| ASSIGNMENT |
Check each line of the entries below for the string "active"; copy every line where it appears.
── SOURCE RECORDS
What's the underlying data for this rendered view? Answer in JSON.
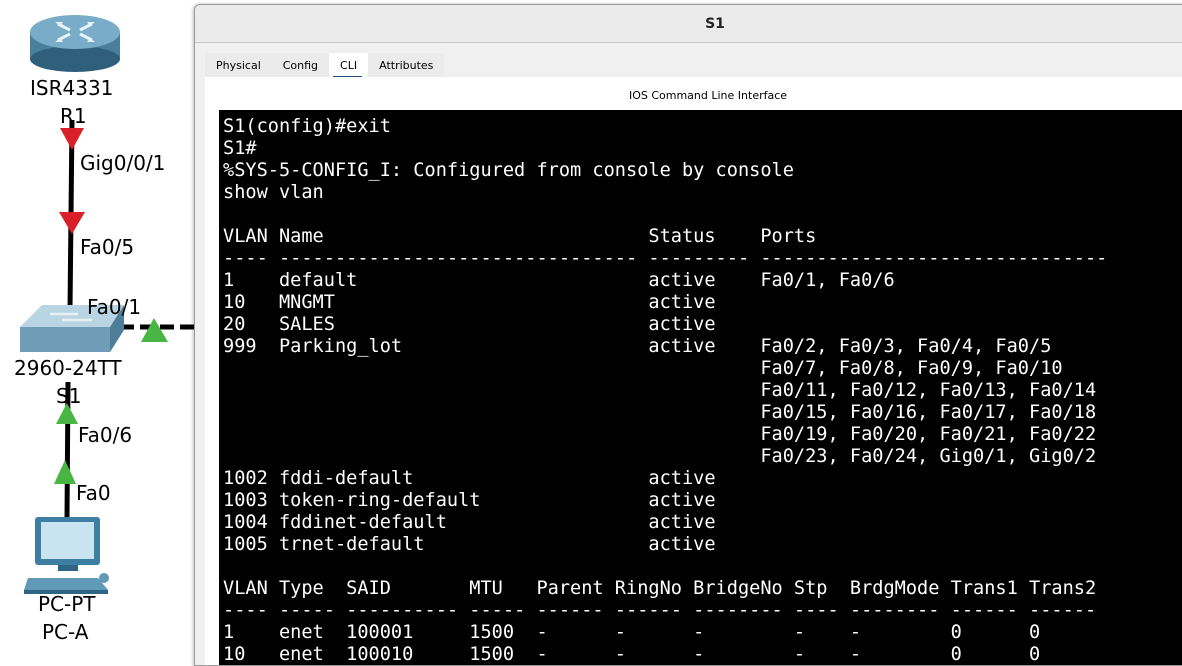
{
  "topology": {
    "router": {
      "model": "ISR4331",
      "name": "R1",
      "port": "Gig0/0/1"
    },
    "switch": {
      "model": "2960-24TT",
      "name": "S1",
      "port_up": "Fa0/5",
      "port_right": "Fa0/1",
      "port_down": "Fa0/6"
    },
    "pc": {
      "model": "PC-PT",
      "name": "PC-A",
      "port": "Fa0"
    },
    "link_colors": {
      "down": "#d9202a",
      "up": "#49b543"
    }
  },
  "window": {
    "title": "S1",
    "tabs": [
      {
        "label": "Physical",
        "active": false
      },
      {
        "label": "Config",
        "active": false
      },
      {
        "label": "CLI",
        "active": true
      },
      {
        "label": "Attributes",
        "active": false
      }
    ],
    "cli_heading": "IOS Command Line Interface"
  },
  "terminal": {
    "lines": [
      "S1(config)#exit",
      "S1#",
      "%SYS-5-CONFIG_I: Configured from console by console",
      "show vlan",
      "",
      "VLAN Name                             Status    Ports",
      "---- -------------------------------- --------- -------------------------------",
      "1    default                          active    Fa0/1, Fa0/6",
      "10   MNGMT                            active",
      "20   SALES                            active",
      "999  Parking_lot                      active    Fa0/2, Fa0/3, Fa0/4, Fa0/5",
      "                                                Fa0/7, Fa0/8, Fa0/9, Fa0/10",
      "                                                Fa0/11, Fa0/12, Fa0/13, Fa0/14",
      "                                                Fa0/15, Fa0/16, Fa0/17, Fa0/18",
      "                                                Fa0/19, Fa0/20, Fa0/21, Fa0/22",
      "                                                Fa0/23, Fa0/24, Gig0/1, Gig0/2",
      "1002 fddi-default                     active",
      "1003 token-ring-default               active",
      "1004 fddinet-default                  active",
      "1005 trnet-default                    active",
      "",
      "VLAN Type  SAID       MTU   Parent RingNo BridgeNo Stp  BrdgMode Trans1 Trans2",
      "---- ----- ---------- ----- ------ ------ -------- ---- -------- ------ ------",
      "1    enet  100001     1500  -      -      -        -    -        0      0",
      "10   enet  100010     1500  -      -      -        -    -        0      0"
    ]
  }
}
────
| ANSWER |
        "active": false
        "active": false
        "active": true
        "active": false
      "1    default                          active    Fa0/1, Fa0/6",
      "10   MNGMT                            active",
      "20   SALES                            active",
      "999  Parking_lot                      active    Fa0/2, Fa0/3, Fa0/4, Fa0/5",
      "1002 fddi-default                     active",
      "1003 token-ring-default               active",
      "1004 fddinet-default                  active",
      "1005 trnet-default                    active",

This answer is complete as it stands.